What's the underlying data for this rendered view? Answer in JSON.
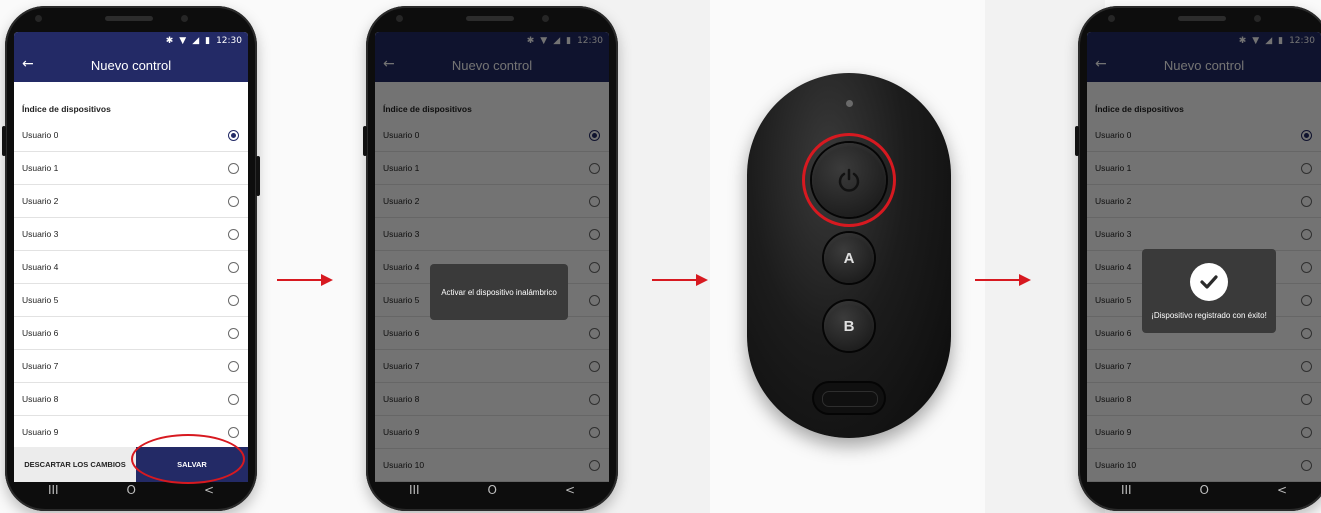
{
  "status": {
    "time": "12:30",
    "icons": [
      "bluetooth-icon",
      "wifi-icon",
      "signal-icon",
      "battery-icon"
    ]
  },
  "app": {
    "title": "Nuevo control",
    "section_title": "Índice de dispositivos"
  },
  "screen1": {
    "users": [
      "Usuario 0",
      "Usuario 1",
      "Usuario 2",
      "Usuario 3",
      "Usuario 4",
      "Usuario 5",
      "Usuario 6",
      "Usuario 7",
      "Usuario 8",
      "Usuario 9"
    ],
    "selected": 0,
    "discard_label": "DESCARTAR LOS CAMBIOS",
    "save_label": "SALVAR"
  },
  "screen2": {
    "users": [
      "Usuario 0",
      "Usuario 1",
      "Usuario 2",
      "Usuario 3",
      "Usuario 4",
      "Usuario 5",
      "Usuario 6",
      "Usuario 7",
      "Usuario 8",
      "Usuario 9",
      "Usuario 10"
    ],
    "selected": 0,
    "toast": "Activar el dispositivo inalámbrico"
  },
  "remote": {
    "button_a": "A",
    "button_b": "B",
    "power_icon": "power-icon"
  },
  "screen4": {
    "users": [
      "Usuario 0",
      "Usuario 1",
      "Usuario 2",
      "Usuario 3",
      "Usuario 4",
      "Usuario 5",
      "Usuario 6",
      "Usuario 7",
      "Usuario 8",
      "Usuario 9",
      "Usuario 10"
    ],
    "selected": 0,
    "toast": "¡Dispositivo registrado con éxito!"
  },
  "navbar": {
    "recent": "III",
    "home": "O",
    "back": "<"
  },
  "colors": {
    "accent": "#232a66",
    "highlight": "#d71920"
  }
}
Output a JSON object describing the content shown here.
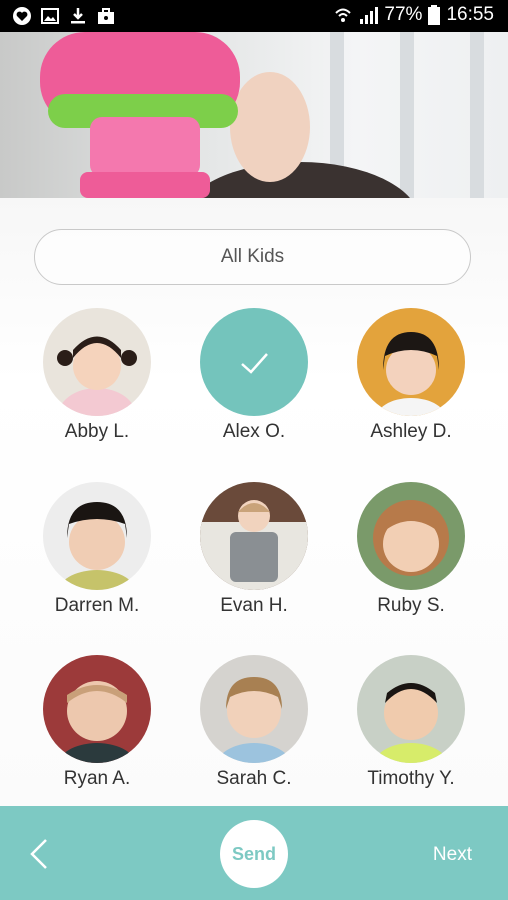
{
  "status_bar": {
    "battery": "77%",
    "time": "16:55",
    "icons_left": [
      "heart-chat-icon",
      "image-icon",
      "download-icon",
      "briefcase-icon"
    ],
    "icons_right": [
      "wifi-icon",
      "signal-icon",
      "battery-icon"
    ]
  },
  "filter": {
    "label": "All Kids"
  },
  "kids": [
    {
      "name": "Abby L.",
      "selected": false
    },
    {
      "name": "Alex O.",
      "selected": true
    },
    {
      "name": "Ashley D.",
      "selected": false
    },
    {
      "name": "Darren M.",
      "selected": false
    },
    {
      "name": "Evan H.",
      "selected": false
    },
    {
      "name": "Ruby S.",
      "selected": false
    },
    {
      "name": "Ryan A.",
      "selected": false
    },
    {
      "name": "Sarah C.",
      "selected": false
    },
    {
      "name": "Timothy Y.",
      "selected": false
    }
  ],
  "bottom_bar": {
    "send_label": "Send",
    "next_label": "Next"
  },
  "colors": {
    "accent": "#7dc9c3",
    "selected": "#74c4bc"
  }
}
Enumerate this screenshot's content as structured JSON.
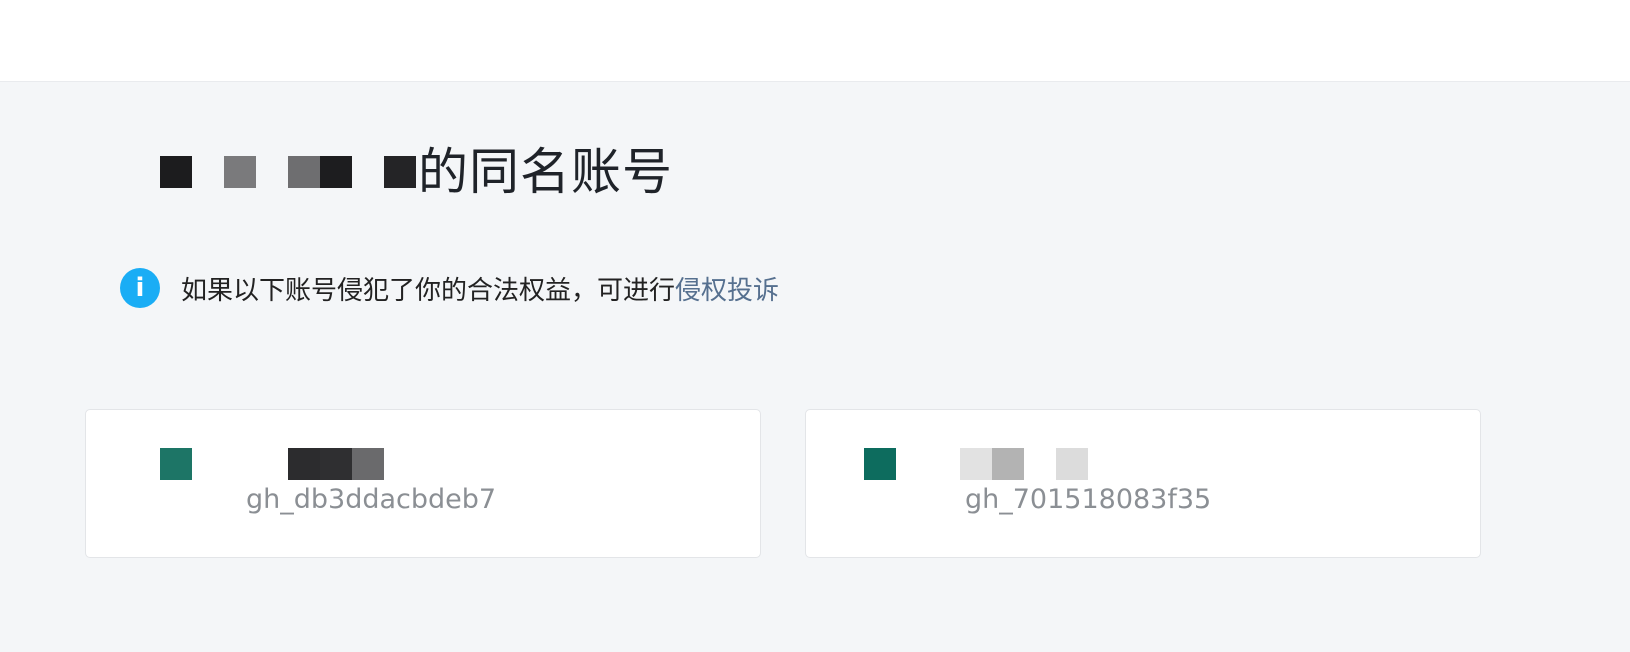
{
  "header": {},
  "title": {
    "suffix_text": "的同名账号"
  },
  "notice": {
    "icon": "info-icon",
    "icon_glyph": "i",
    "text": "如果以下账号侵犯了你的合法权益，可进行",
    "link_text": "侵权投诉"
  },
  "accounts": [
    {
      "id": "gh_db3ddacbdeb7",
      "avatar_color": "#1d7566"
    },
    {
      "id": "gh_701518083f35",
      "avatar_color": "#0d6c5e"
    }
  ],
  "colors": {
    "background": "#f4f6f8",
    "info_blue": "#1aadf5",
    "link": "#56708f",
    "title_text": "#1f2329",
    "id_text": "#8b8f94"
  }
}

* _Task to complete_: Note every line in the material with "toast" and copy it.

* _Worked solution_:
    "toast": "Activar el dispositivo inalámbrico"
    "toast": "¡Dispositivo registrado con éxito!"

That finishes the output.